**REQUIRED WORK**
Look through the data and write out every line with the word "watermark" in it.

*** RECORDS PROVIDED Section Begins ***

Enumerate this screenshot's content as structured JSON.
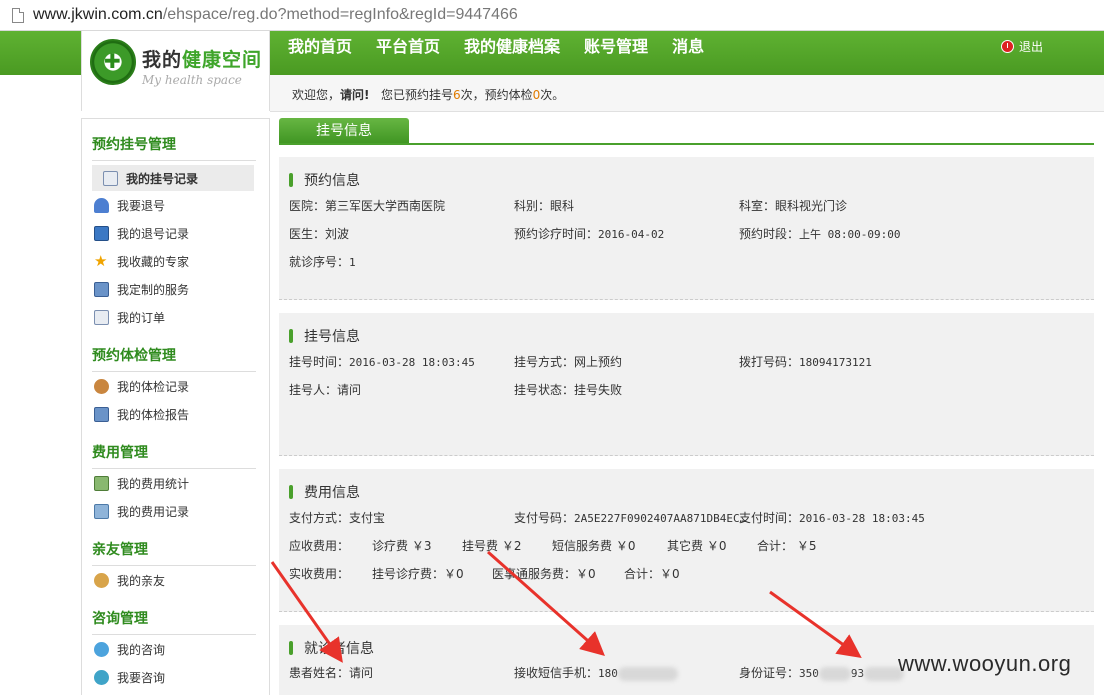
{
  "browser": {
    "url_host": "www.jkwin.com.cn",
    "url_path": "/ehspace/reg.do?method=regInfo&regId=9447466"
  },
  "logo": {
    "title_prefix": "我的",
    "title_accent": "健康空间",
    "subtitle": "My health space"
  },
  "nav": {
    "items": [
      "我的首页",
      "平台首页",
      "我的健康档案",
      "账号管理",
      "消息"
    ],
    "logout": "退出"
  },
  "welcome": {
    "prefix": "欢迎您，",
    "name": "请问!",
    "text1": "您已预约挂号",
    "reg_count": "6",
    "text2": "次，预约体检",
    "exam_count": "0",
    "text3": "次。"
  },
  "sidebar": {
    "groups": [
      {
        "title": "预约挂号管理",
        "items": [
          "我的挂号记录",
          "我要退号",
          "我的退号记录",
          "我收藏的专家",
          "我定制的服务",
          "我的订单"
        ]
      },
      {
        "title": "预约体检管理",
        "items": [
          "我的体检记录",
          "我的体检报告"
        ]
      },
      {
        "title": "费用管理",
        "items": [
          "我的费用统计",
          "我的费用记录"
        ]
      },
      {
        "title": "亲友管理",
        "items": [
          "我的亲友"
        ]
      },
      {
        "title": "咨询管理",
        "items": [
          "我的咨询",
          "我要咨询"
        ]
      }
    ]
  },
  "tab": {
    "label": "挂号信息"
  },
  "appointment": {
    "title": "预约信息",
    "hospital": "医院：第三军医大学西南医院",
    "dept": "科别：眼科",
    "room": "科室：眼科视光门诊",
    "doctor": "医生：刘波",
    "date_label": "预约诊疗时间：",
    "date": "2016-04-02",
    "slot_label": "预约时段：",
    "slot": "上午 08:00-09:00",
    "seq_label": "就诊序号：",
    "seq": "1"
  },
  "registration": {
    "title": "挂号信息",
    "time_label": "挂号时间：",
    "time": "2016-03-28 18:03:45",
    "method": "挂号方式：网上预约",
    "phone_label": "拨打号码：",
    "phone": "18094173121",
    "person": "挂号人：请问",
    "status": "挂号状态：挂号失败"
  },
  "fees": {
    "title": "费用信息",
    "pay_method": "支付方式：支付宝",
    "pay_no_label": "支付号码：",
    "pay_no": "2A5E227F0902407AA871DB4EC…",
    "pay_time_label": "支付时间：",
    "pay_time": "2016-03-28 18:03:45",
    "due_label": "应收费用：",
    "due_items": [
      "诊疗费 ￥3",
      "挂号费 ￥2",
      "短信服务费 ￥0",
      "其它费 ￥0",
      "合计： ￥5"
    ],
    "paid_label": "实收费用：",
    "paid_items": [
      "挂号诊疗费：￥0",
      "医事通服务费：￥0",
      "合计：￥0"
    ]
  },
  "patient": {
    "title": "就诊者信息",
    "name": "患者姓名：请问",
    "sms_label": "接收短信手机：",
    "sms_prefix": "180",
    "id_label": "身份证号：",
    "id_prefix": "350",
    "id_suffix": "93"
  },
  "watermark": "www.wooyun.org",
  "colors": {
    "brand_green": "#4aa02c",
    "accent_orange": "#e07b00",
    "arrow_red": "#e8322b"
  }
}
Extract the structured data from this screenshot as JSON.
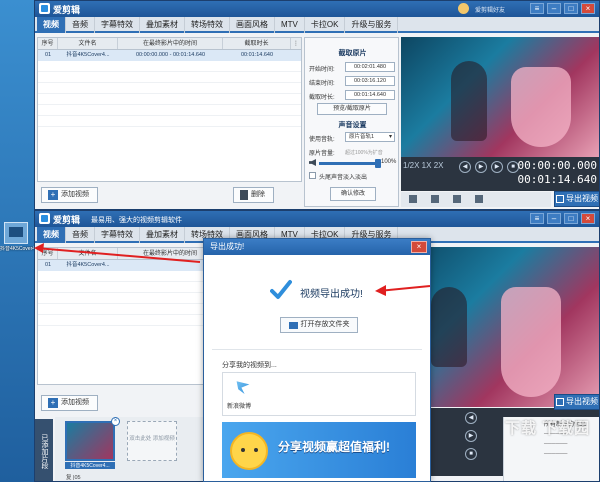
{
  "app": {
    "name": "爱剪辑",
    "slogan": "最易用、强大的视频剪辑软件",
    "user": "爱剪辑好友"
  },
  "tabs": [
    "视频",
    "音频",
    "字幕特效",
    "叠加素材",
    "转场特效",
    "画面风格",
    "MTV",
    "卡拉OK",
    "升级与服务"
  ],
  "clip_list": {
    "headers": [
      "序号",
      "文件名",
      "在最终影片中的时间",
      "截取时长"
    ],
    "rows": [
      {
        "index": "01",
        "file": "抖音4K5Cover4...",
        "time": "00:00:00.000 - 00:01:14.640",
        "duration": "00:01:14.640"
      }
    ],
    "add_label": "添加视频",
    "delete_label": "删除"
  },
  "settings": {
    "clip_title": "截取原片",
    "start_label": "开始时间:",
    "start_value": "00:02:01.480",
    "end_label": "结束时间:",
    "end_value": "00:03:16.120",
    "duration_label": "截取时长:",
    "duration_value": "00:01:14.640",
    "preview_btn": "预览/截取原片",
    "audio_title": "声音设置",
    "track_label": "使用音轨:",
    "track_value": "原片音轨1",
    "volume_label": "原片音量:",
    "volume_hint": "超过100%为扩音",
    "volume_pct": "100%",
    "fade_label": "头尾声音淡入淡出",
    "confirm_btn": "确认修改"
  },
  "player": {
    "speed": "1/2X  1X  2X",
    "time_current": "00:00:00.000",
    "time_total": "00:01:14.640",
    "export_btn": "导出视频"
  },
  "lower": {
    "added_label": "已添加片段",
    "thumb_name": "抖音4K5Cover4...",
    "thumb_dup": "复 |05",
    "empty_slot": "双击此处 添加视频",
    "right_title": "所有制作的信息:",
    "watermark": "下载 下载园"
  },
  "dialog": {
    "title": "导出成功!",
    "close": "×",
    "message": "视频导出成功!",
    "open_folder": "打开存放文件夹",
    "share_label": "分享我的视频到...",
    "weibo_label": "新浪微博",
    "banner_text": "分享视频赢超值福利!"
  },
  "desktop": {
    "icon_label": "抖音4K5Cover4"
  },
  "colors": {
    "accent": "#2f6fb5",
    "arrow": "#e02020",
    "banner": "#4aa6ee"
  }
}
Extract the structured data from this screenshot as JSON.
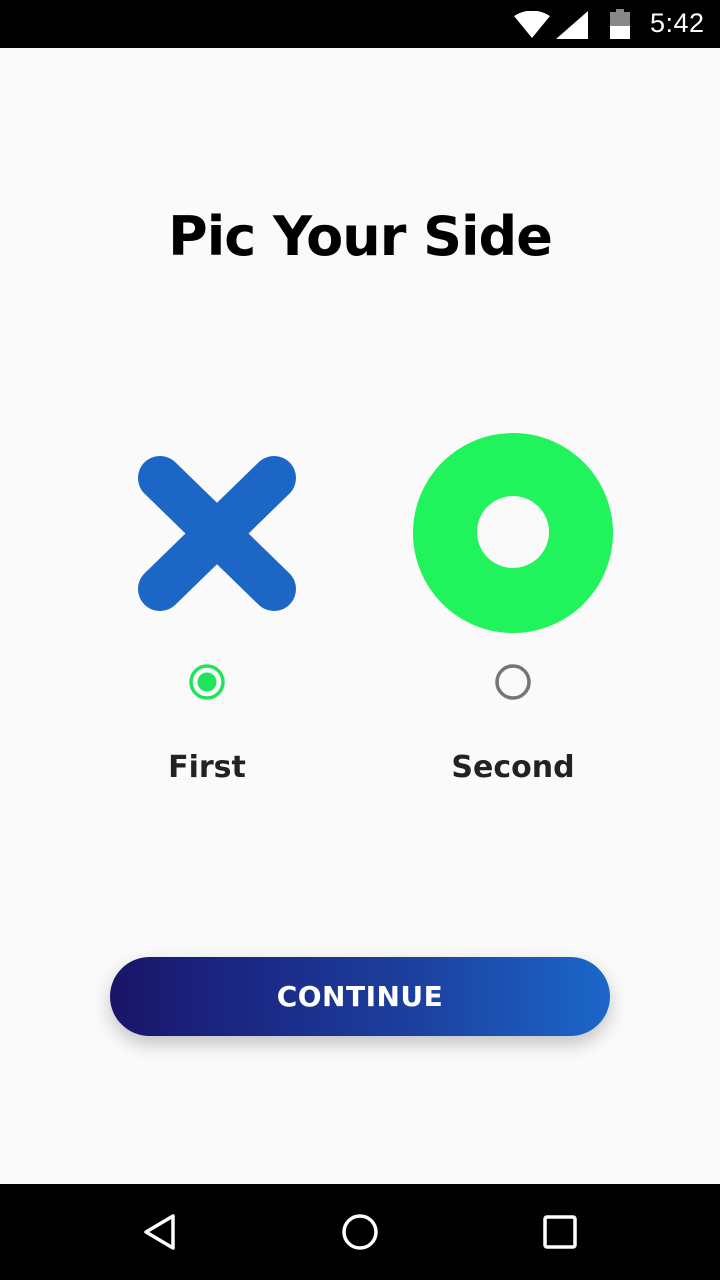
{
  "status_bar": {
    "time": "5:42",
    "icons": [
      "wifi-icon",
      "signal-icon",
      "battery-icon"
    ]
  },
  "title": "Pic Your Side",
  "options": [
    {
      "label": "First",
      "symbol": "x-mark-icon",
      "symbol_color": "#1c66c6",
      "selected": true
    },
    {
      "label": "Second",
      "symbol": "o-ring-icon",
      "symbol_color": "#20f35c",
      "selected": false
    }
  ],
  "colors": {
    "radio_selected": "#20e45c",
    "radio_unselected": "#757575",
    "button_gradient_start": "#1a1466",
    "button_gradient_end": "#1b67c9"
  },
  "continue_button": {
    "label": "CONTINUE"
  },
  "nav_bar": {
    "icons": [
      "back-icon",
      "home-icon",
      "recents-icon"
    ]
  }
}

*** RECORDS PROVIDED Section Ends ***

**WRITTEN SOLUTION**
  "watermark": "www.wooyun.org",
    "watermark": "下载 下载园"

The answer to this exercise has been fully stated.